• [What to produce]: Find and copy each line of the data that includes "icon".

= = = = =

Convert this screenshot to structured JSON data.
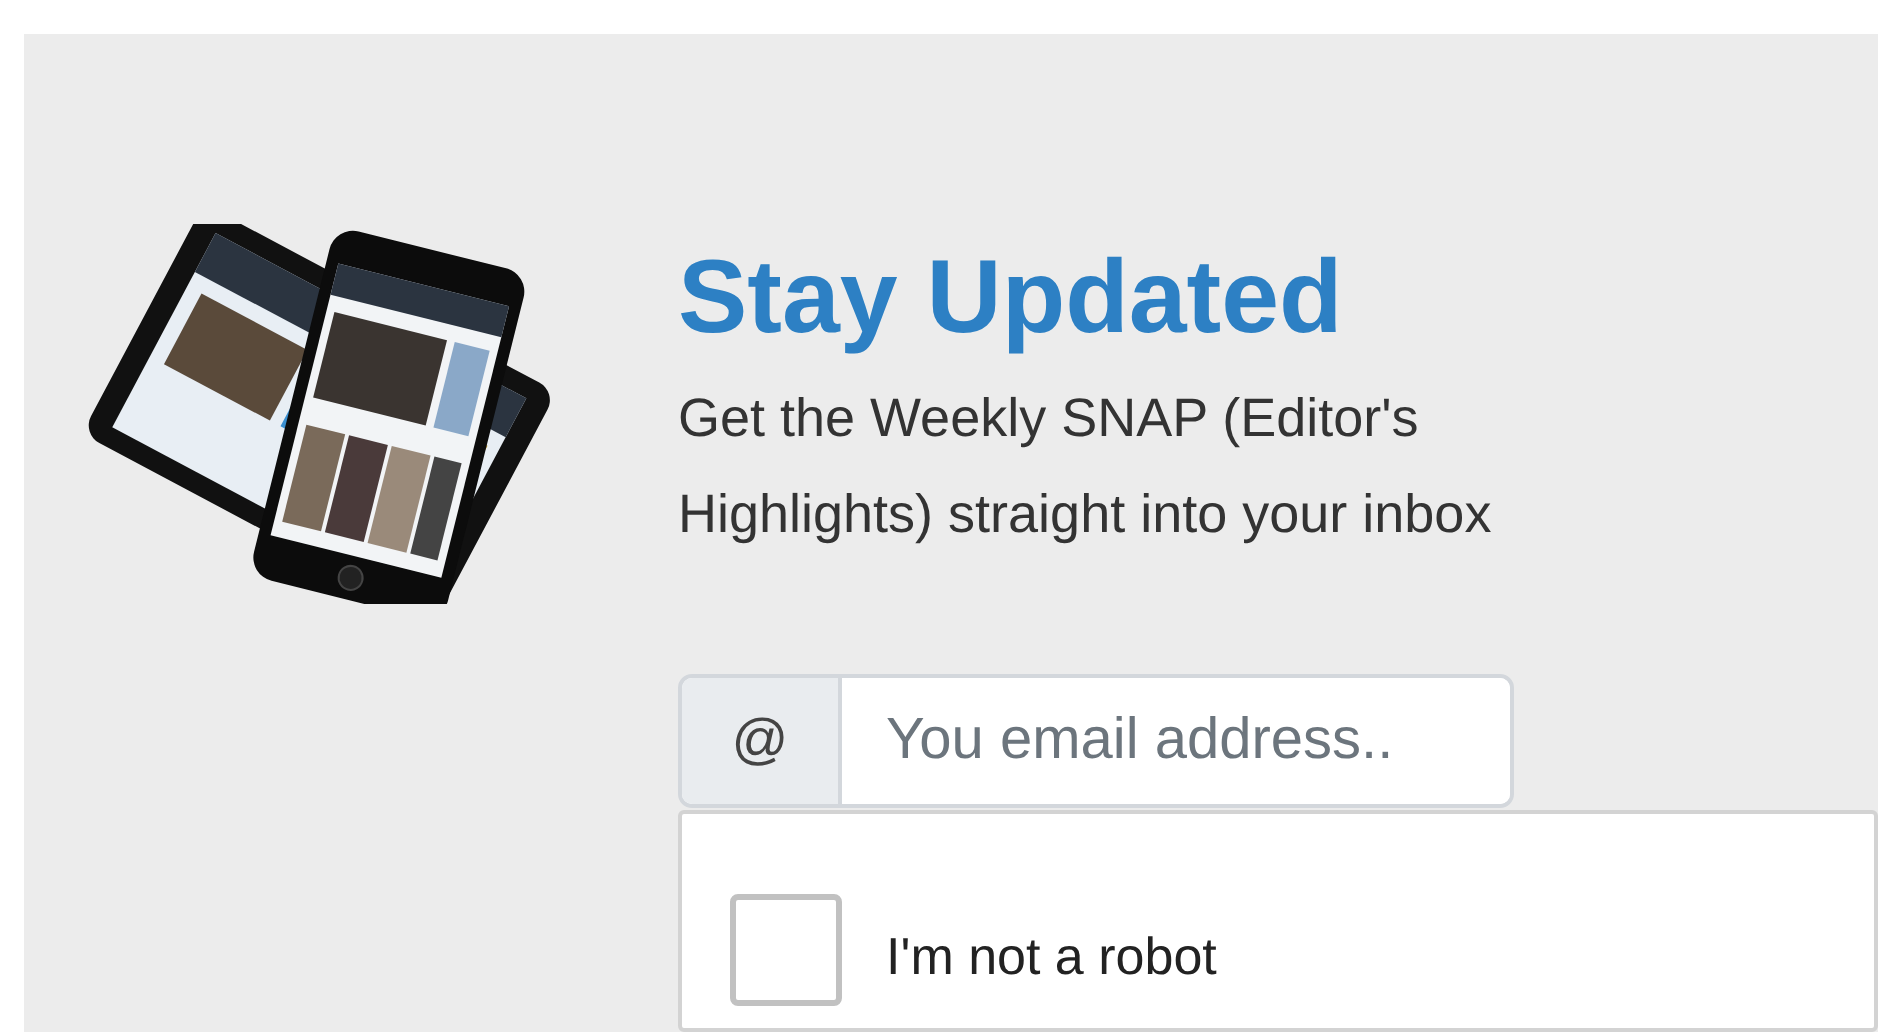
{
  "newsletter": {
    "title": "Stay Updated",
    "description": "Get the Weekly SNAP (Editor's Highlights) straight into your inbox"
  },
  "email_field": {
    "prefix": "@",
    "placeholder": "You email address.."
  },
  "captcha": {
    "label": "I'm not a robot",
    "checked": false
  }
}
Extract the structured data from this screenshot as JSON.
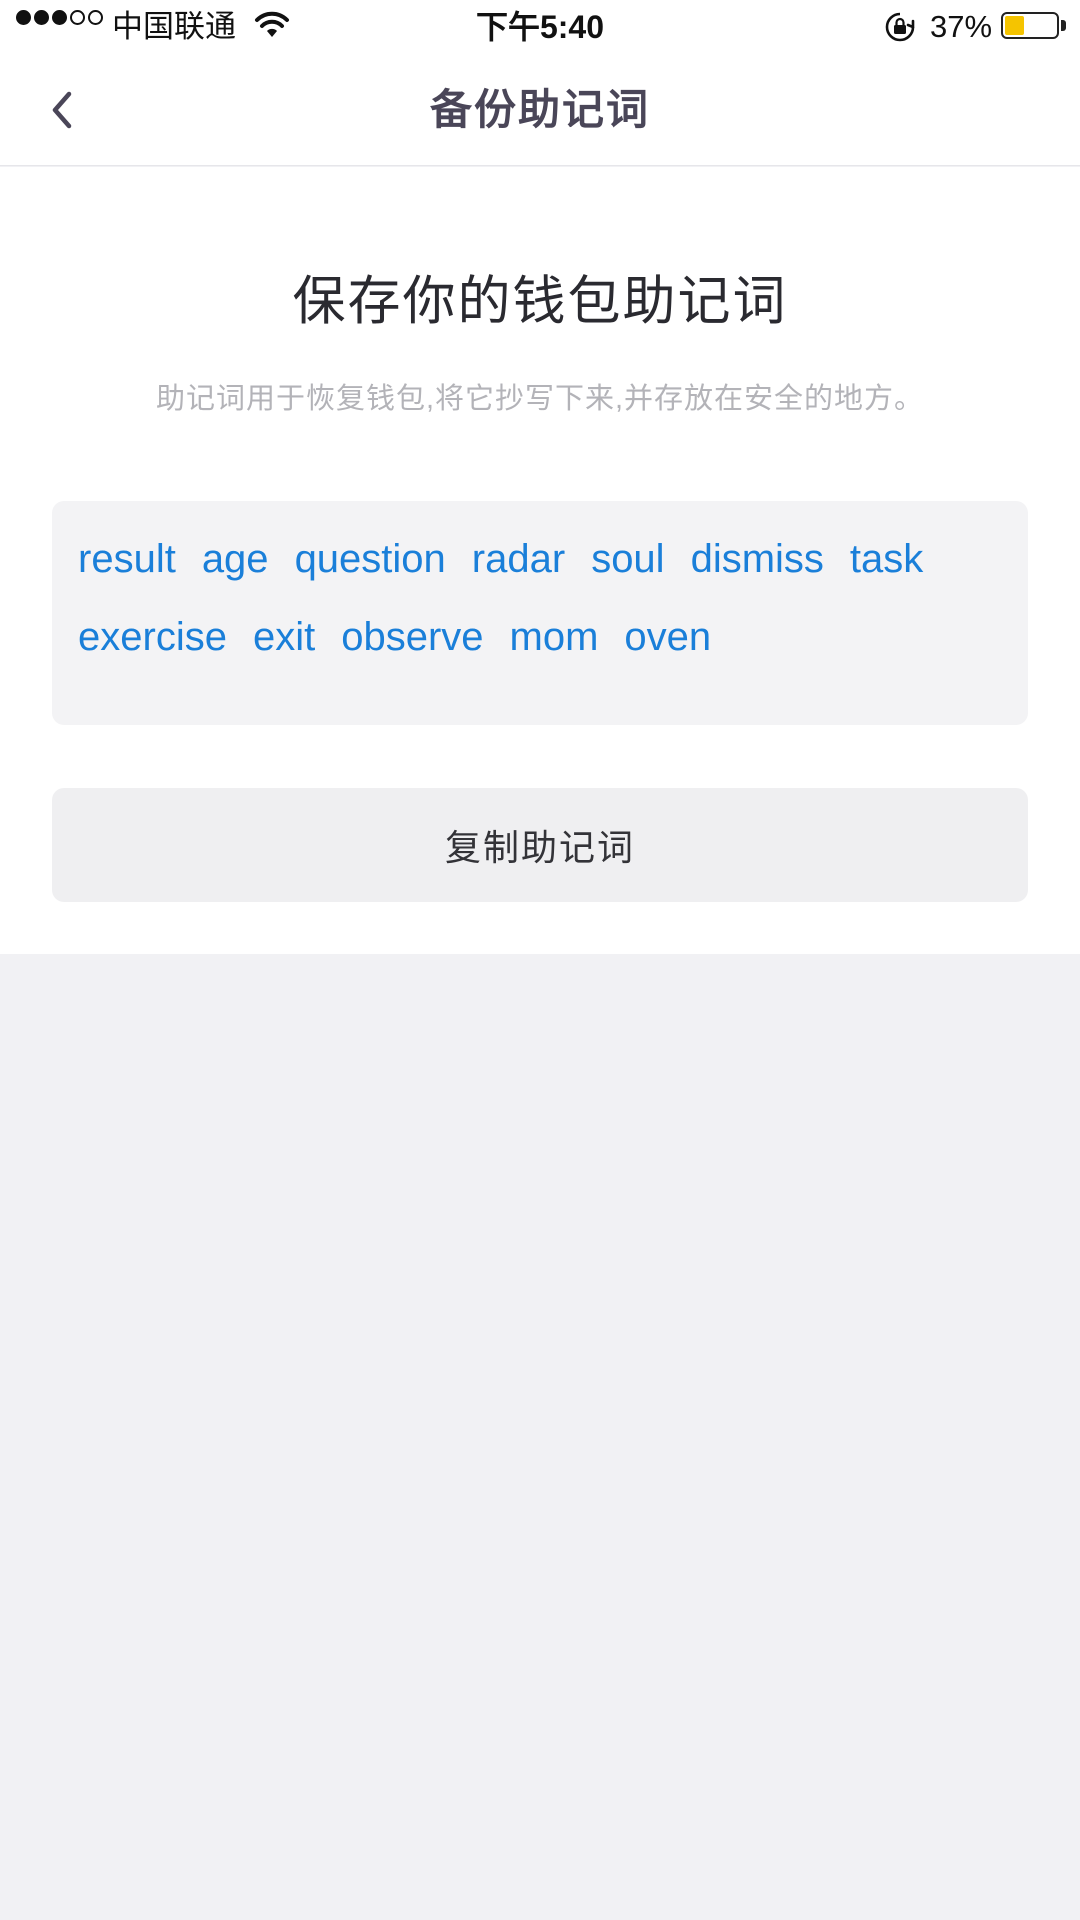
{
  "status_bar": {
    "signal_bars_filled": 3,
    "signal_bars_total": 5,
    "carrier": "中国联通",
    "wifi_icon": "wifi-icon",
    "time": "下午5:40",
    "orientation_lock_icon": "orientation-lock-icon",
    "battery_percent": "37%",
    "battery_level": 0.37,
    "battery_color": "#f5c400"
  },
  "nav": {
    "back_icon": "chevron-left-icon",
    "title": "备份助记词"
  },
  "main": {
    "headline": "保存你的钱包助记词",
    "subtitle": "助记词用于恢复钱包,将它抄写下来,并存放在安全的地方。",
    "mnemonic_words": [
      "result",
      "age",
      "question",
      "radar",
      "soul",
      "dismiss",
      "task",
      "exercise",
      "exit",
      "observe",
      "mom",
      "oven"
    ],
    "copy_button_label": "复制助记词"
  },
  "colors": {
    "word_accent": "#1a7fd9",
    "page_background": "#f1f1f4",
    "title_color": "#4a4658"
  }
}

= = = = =

• [Result for this task]:
    "wifi_icon": "wifi-icon",
    "orientation_lock_icon": "orientation-lock-icon",
    "back_icon": "chevron-left-icon",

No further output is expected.